When Sánchez and the PP defended the same as Garzón on macro-farms
The archive reveals that the Spanish president also advocated "smaller-scale livestock farming"
MadridThe controversy over the words of the Minister of Consumer Affairs, Alberto Garzón, on macro-farms is set to continue until the elections in Castilla y León. In Madrid there is no minister or party spokesperson who is not asked by journalists for their opinion on the debate. It is also present on social media, and the archive has revealed that the president of the Spanish government, Pedro Sánchez, defended in a message recorded a few days before the elections of 10 November 2019 the same theses as the minister whom he criticised on Monday. "We have to reflect on the reduction of meat consumption, bet on sustainable, smaller-scale farming of greater environmental and social value, which generates jobs in rural areas," he said.
This issue has been the latest clash between the coalition government partners. United Podemos backs what the minister said in an interview with British newspaper The Guardian, which they consider to be in tune with the Spanish government's and the European Union's roadmap. This same Wednesday the second vice president, Yolanda Diaz, has stressed in an interview on TVE that Garzón has defended what the government "in its public documents exposes to the public": the commitment to an "extensive and sustainable" model of farming.
Meanwhile, in the Socialist Party the reproaches continue. The most belligerent in recent hours has been the president of Castilla-La Mancha, Emiliano García-Page, who yesterday criticised Garzón for criticising the meat industry lobby. "It is not worth inventing lobbyist conspiracies. When you put your foot in your mouth, you have to take it out," he said. However, on Thursday, an initiative with the rank of law to apply a moratorium on the proliferation of the so-called macro-farms, promoted by the Socialists, will be debated in the autonomous Parliament of Castilla-La Mancha. It will affect new applications and will not be retroactive.

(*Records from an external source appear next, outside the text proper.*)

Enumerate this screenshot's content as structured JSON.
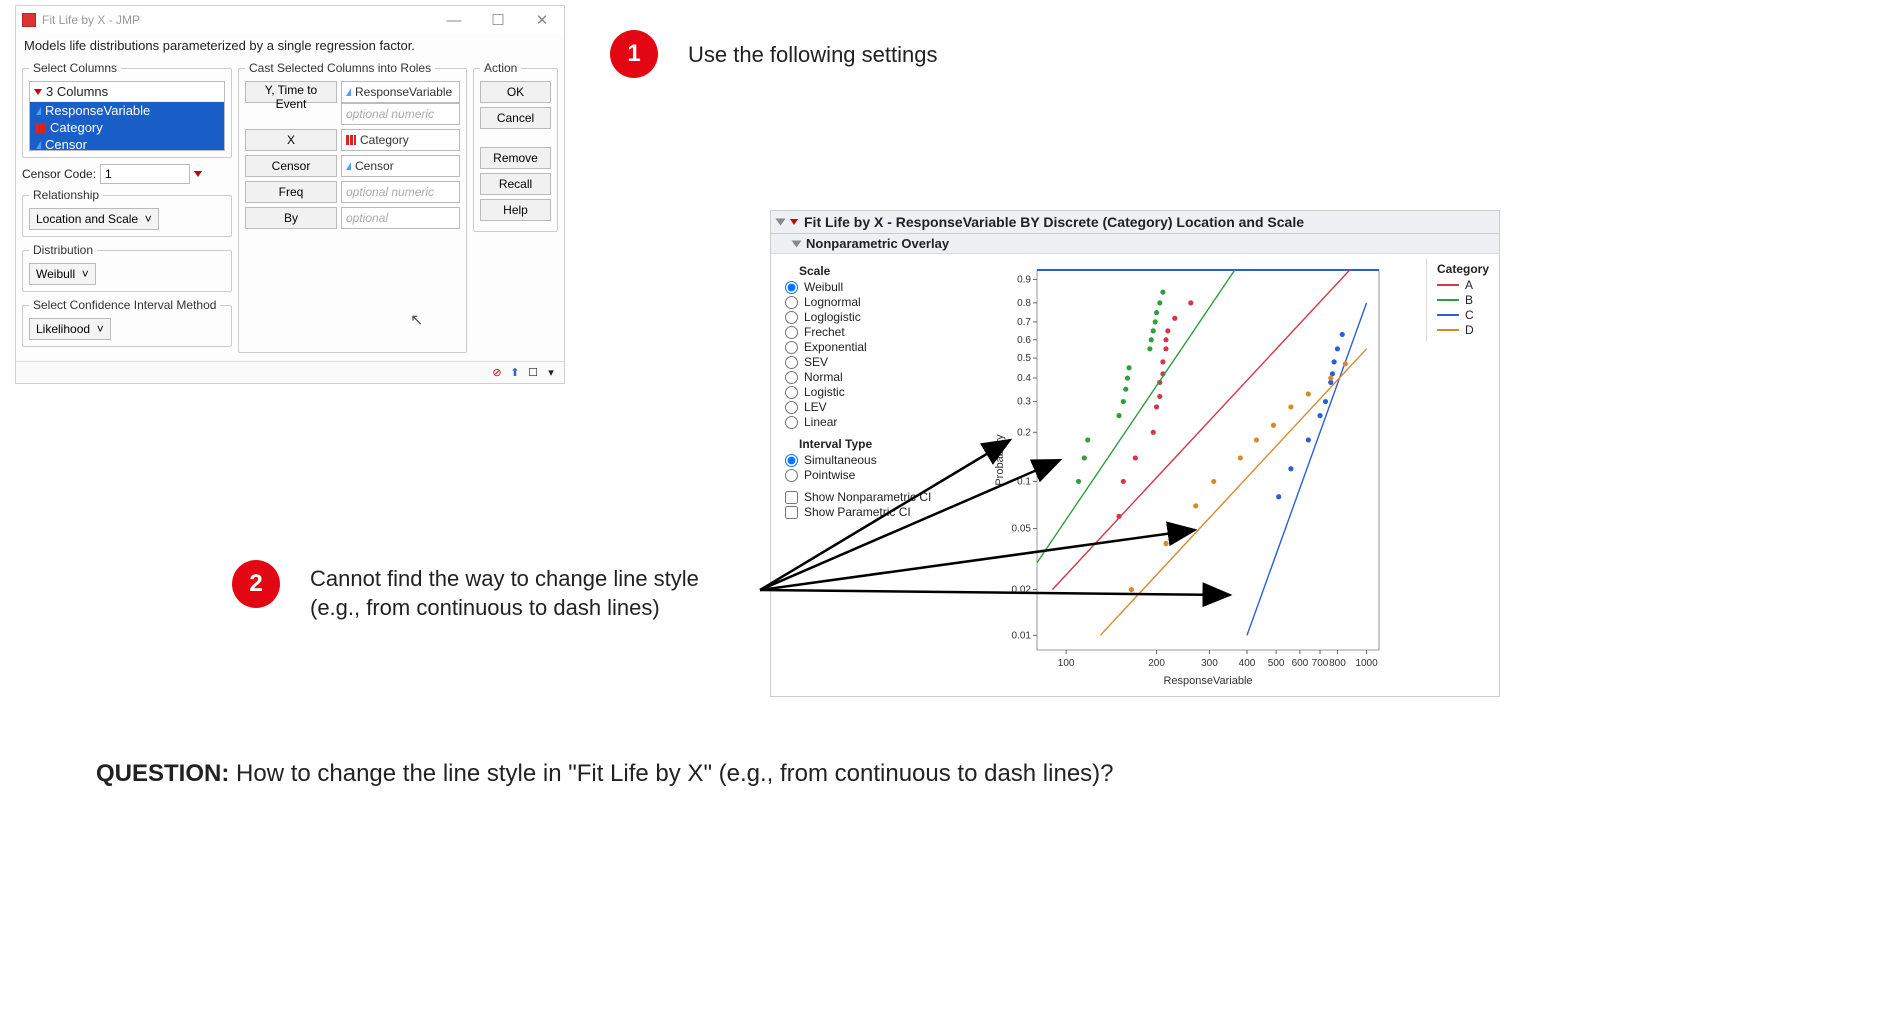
{
  "dialog": {
    "title": "Fit Life by X - JMP",
    "description": "Models life distributions parameterized by a single regression factor.",
    "select_columns_legend": "Select Columns",
    "columns_header": "3 Columns",
    "columns": [
      "ResponseVariable",
      "Category",
      "Censor"
    ],
    "censor_code_label": "Censor Code:",
    "censor_code_value": "1",
    "relationship_legend": "Relationship",
    "relationship_value": "Location and Scale",
    "distribution_legend": "Distribution",
    "distribution_value": "Weibull",
    "ci_legend": "Select Confidence Interval Method",
    "ci_value": "Likelihood",
    "cast_legend": "Cast Selected Columns into Roles",
    "roles": {
      "y_btn": "Y, Time to Event",
      "y_val": "ResponseVariable",
      "y_ph": "optional numeric",
      "x_btn": "X",
      "x_val": "Category",
      "censor_btn": "Censor",
      "censor_val": "Censor",
      "freq_btn": "Freq",
      "freq_ph": "optional numeric",
      "by_btn": "By",
      "by_ph": "optional"
    },
    "action_legend": "Action",
    "actions": {
      "ok": "OK",
      "cancel": "Cancel",
      "remove": "Remove",
      "recall": "Recall",
      "help": "Help"
    }
  },
  "callouts": {
    "n1": "1",
    "t1": "Use the following settings",
    "n2": "2",
    "t2a": "Cannot find the way to change line style",
    "t2b": "(e.g., from continuous to dash lines)",
    "question_b": "QUESTION:",
    "question": " How to change the line style in \"Fit Life by X\" (e.g., from continuous to dash lines)?"
  },
  "output": {
    "title": "Fit Life by X - ResponseVariable BY Discrete (Category) Location and Scale",
    "subtitle": "Nonparametric Overlay",
    "scale_header": "Scale",
    "scales": [
      "Weibull",
      "Lognormal",
      "Loglogistic",
      "Frechet",
      "Exponential",
      "SEV",
      "Normal",
      "Logistic",
      "LEV",
      "Linear"
    ],
    "scale_selected": "Weibull",
    "interval_header": "Interval Type",
    "intervals": [
      "Simultaneous",
      "Pointwise"
    ],
    "interval_selected": "Simultaneous",
    "check1": "Show Nonparametric CI",
    "check2": "Show Parametric CI",
    "legend_header": "Category",
    "legend": [
      {
        "label": "A",
        "color": "#d4364a"
      },
      {
        "label": "B",
        "color": "#2e9e3f"
      },
      {
        "label": "C",
        "color": "#2a5fd8"
      },
      {
        "label": "D",
        "color": "#d68a2d"
      }
    ],
    "xlabel": "ResponseVariable",
    "ylabel": "Probability"
  },
  "chart_data": {
    "type": "scatter+line",
    "title": "Nonparametric Overlay",
    "xlabel": "ResponseVariable",
    "ylabel": "Probability",
    "x_scale": "log",
    "y_scale": "weibull",
    "x_ticks": [
      100,
      200,
      300,
      400,
      500,
      600,
      700,
      800,
      1000
    ],
    "y_ticks": [
      0.01,
      0.02,
      0.05,
      0.1,
      0.2,
      0.3,
      0.4,
      0.5,
      0.6,
      0.7,
      0.8,
      0.9
    ],
    "series": [
      {
        "name": "A",
        "color": "#d4364a",
        "points": [
          [
            150,
            0.06
          ],
          [
            155,
            0.1
          ],
          [
            170,
            0.14
          ],
          [
            195,
            0.2
          ],
          [
            200,
            0.28
          ],
          [
            205,
            0.32
          ],
          [
            205,
            0.38
          ],
          [
            210,
            0.42
          ],
          [
            210,
            0.48
          ],
          [
            215,
            0.55
          ],
          [
            215,
            0.6
          ],
          [
            218,
            0.65
          ],
          [
            230,
            0.72
          ],
          [
            260,
            0.8
          ]
        ],
        "line": [
          [
            90,
            0.02
          ],
          [
            1000,
            0.97
          ]
        ]
      },
      {
        "name": "B",
        "color": "#2e9e3f",
        "points": [
          [
            110,
            0.1
          ],
          [
            115,
            0.14
          ],
          [
            118,
            0.18
          ],
          [
            150,
            0.25
          ],
          [
            155,
            0.3
          ],
          [
            158,
            0.35
          ],
          [
            160,
            0.4
          ],
          [
            162,
            0.45
          ],
          [
            190,
            0.55
          ],
          [
            192,
            0.6
          ],
          [
            195,
            0.65
          ],
          [
            198,
            0.7
          ],
          [
            200,
            0.75
          ],
          [
            205,
            0.8
          ],
          [
            210,
            0.85
          ]
        ],
        "line": [
          [
            80,
            0.03
          ],
          [
            400,
            0.97
          ]
        ]
      },
      {
        "name": "C",
        "color": "#2a5fd8",
        "points": [
          [
            510,
            0.08
          ],
          [
            560,
            0.12
          ],
          [
            640,
            0.18
          ],
          [
            700,
            0.25
          ],
          [
            730,
            0.3
          ],
          [
            760,
            0.38
          ],
          [
            770,
            0.42
          ],
          [
            780,
            0.48
          ],
          [
            800,
            0.55
          ],
          [
            830,
            0.63
          ]
        ],
        "line": [
          [
            400,
            0.01
          ],
          [
            1000,
            0.8
          ]
        ]
      },
      {
        "name": "D",
        "color": "#d68a2d",
        "points": [
          [
            165,
            0.02
          ],
          [
            215,
            0.04
          ],
          [
            270,
            0.07
          ],
          [
            310,
            0.1
          ],
          [
            380,
            0.14
          ],
          [
            430,
            0.18
          ],
          [
            490,
            0.22
          ],
          [
            560,
            0.28
          ],
          [
            640,
            0.33
          ],
          [
            760,
            0.4
          ],
          [
            850,
            0.47
          ]
        ],
        "line": [
          [
            130,
            0.01
          ],
          [
            1000,
            0.55
          ]
        ]
      }
    ]
  }
}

Beyond the differences between the coalition partners, the right wing is the one that wants to exploit the controversy to the maximum. The PP has promoted motions in city councils defending the sector and demanding Garzón's resignation, and criticises Sánchez for not dismissing him. The archive, however, has also turned against the formation of Pablo Casado: eldiario.es has recovered several statements by Castilla-La Mancha's PP from 2018 on Twitter in which they supported a newly created platform named Stop Megafarms. A few days ago the PP's spokeswoman for Agriculture, Milagros Marcos, assured that megafarms "do not exist".
Castilla-La Mancha PP had also made a tweet in 2018 in which it echoed a medical report that warned about the consequences that megafarms could have for public health and another about mobilisations that had occurred in the region against this type of livestock exploitation. These tweets have been deleted. The PSOE, which is showing divergent opinions in its own ranks, has wanted to point out the PP's contradictions. The party's secretary of organisation in Castilla-La Mancha, Sergio Gutiérrez, has recovered a video in which PP mayors are seen expressing themselves against megafarms.